Before the pandemic hit, the Downhaul crew used to road test new songs, performing them live. The pandemic dramatically changed that process.
“This was our first time having never played any of the new songs live, whereas with our previous five releases, we got to play those songs in houses, at a pizza place, we got to play those songs up and down the East Coast and gauge reactions to them; refine them that way,” said Phillips, “We didn’t play a single one of these songs live. And COVID definitely played a role in that and also impacted the way we recorded. Everybody was wearing masks the whole time, everyone was wiping things down the whole time.
However, don’t call PROOF a quarantine album or a COVID record.
“I think looking back on this time, we’re gonna see a bunch of albums [like that],” Phillips said. “We’re gonna be like ‘Oh that was one of the best quarantine records; that was one of the best COVID records.’ I don’t think [ours] fits that mold because we still got to practice heavily as a band, we rehearsed a ton and demoed it twice. We got to still do that, whereas some people who are making albums didn’t get to.”
COVID also impacted one of Phillips’ favorite Downhaul traditions: The album release show. If shows were fulluy back today, the band would play a few record release shows: The Camel, in Richmond; The Milestone in Charlotte, N.C.; and of course, Philadelphia.
“We sneak a Philadelphia release show in there and nobody comes,” said Phillips.”It’s a classic Downhaul Philadelphia experience.”

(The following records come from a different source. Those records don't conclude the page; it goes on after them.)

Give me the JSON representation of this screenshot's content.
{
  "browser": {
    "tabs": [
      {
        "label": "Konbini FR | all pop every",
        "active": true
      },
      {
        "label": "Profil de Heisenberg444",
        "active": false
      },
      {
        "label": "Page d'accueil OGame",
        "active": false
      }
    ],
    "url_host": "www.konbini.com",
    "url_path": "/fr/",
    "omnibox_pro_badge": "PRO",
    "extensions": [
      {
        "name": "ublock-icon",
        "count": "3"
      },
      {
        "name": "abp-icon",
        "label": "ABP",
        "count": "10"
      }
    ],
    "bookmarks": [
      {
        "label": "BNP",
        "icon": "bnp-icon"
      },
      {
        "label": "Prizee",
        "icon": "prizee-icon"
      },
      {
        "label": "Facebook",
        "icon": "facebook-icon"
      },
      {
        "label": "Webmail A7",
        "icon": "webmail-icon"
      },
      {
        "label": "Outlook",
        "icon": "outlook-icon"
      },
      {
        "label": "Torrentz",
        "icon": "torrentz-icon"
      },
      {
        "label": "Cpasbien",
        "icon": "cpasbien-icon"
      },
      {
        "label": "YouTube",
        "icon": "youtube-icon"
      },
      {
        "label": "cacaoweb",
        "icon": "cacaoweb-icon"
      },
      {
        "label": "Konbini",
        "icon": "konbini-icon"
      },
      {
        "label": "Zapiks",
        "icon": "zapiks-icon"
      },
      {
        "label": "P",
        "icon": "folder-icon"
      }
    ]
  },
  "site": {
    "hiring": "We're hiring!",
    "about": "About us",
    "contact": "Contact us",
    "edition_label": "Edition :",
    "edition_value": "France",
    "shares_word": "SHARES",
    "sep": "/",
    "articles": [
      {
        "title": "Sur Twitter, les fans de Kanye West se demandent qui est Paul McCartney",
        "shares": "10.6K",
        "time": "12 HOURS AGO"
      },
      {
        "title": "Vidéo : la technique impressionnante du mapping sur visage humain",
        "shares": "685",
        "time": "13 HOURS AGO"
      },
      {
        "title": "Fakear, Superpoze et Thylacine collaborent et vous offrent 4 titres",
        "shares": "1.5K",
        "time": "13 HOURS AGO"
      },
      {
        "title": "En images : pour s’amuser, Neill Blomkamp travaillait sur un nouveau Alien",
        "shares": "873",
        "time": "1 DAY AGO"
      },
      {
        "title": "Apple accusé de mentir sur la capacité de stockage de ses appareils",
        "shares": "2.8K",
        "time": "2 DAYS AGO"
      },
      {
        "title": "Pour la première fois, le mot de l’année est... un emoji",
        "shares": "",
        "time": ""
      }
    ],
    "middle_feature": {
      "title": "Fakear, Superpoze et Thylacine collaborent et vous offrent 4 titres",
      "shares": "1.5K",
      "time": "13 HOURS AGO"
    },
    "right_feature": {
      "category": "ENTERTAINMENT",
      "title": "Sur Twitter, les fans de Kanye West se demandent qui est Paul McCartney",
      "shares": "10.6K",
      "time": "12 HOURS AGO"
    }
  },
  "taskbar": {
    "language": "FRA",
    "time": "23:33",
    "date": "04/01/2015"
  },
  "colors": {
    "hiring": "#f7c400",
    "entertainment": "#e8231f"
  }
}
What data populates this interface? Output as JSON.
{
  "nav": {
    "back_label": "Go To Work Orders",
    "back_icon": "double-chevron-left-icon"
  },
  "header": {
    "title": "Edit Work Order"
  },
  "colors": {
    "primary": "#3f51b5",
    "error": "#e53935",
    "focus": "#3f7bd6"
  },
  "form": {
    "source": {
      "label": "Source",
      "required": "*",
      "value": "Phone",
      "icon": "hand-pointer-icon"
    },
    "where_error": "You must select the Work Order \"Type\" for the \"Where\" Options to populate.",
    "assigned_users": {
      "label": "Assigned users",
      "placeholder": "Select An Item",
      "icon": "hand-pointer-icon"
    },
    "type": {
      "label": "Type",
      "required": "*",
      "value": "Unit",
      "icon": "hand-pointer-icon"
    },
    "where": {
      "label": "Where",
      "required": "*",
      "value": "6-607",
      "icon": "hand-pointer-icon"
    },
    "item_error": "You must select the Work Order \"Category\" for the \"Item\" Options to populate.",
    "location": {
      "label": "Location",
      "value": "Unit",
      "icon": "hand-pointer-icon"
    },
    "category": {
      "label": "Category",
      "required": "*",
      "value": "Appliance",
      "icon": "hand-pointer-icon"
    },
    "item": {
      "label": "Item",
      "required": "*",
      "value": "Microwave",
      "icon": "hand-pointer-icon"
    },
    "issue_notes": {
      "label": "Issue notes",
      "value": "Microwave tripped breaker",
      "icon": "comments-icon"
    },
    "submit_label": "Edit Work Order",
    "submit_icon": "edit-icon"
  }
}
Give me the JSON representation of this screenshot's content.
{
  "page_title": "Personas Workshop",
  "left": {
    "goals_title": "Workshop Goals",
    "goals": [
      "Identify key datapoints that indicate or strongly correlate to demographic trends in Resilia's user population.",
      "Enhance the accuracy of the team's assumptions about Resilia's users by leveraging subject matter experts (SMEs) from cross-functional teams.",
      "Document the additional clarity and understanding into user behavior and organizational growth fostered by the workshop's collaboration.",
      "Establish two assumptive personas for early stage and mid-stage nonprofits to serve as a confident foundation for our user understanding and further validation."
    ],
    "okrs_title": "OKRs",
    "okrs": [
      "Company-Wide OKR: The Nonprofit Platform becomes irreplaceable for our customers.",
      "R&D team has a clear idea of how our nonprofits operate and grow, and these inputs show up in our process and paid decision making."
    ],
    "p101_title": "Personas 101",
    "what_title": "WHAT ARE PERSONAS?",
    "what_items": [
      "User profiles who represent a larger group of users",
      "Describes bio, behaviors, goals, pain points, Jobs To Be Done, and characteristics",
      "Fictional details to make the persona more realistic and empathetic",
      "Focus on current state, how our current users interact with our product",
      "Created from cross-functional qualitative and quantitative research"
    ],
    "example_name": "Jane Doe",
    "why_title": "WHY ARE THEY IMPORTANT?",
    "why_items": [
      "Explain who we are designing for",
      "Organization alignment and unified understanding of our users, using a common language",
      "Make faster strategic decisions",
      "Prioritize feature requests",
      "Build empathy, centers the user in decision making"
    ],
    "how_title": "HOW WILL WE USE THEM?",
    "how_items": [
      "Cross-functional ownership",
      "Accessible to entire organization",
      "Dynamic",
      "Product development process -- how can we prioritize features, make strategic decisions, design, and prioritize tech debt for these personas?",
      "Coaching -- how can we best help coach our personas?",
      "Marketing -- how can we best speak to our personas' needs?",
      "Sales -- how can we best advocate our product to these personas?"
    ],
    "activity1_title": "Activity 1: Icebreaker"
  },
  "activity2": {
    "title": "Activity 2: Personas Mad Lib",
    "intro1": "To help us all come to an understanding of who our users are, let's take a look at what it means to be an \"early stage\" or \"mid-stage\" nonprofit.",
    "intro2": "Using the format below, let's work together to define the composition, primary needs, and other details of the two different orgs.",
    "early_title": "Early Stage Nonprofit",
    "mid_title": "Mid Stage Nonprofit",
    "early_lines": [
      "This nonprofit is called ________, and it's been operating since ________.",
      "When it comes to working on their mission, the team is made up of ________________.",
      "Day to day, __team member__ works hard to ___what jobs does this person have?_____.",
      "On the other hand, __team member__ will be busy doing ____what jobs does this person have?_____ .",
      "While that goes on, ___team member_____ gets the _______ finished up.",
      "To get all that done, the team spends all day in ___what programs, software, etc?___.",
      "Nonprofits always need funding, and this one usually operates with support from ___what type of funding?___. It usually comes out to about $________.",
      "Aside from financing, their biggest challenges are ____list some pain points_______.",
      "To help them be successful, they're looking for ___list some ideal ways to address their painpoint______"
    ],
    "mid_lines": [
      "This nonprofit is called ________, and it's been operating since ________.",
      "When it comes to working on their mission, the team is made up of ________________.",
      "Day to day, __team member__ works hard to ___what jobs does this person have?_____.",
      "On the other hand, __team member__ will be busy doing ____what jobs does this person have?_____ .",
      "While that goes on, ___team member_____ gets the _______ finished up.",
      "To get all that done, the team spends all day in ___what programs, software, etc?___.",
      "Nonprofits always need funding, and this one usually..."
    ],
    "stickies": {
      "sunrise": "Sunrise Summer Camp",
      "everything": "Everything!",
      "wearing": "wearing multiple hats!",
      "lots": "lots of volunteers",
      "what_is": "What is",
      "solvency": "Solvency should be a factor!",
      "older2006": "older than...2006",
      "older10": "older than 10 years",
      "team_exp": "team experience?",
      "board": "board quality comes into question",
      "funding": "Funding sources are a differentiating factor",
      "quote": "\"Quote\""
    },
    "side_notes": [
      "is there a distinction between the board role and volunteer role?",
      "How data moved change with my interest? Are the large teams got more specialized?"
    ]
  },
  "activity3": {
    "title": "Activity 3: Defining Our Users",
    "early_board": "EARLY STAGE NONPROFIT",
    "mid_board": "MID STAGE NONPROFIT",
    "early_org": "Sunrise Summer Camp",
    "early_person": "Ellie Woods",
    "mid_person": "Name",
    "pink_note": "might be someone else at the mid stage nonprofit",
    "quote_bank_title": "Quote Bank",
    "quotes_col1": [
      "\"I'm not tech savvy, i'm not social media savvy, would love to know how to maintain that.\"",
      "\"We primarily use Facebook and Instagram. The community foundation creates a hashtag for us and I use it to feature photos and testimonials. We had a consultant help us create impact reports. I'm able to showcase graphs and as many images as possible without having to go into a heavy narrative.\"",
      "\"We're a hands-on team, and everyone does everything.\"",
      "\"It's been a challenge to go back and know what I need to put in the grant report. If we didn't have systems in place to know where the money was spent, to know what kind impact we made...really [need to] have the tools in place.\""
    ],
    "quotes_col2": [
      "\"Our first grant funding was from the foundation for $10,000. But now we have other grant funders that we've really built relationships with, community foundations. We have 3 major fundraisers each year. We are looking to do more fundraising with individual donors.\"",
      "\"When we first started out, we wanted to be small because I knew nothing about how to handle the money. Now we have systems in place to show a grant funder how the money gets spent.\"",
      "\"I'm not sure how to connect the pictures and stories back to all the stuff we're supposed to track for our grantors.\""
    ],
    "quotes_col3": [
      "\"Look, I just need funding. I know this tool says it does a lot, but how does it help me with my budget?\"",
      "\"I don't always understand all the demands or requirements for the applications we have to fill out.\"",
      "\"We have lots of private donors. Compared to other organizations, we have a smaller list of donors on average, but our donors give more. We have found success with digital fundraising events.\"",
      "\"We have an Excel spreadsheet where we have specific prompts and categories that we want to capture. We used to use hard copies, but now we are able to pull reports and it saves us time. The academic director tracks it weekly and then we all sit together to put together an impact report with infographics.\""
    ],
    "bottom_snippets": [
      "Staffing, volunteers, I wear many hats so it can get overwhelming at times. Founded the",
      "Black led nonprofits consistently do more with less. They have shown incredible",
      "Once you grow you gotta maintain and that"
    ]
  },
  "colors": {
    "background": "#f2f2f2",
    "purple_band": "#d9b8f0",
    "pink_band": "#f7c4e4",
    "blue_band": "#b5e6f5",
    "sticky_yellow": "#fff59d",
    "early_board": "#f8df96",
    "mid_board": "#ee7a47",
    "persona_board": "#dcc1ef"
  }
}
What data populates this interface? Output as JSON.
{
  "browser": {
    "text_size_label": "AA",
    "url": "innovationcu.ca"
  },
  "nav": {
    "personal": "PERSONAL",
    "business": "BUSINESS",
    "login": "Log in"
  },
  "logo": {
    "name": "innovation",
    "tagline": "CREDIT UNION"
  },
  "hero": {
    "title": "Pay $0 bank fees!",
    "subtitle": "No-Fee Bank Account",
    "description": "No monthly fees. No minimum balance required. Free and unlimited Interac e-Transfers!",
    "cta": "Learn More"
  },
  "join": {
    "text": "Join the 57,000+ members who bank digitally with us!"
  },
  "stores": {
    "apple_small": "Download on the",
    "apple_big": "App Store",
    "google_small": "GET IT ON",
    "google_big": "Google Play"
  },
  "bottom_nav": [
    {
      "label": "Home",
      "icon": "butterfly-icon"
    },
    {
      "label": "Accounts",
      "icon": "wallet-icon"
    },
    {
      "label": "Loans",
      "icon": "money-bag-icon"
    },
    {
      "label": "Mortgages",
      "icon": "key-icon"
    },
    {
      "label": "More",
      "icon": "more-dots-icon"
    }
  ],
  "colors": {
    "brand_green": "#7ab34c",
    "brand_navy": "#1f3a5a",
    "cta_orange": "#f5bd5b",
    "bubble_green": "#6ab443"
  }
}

“Dude, that’s a classic Philadelphia everybody experience,” Max retorted. “I’ve played to no one in Philadelphia plenty of times.”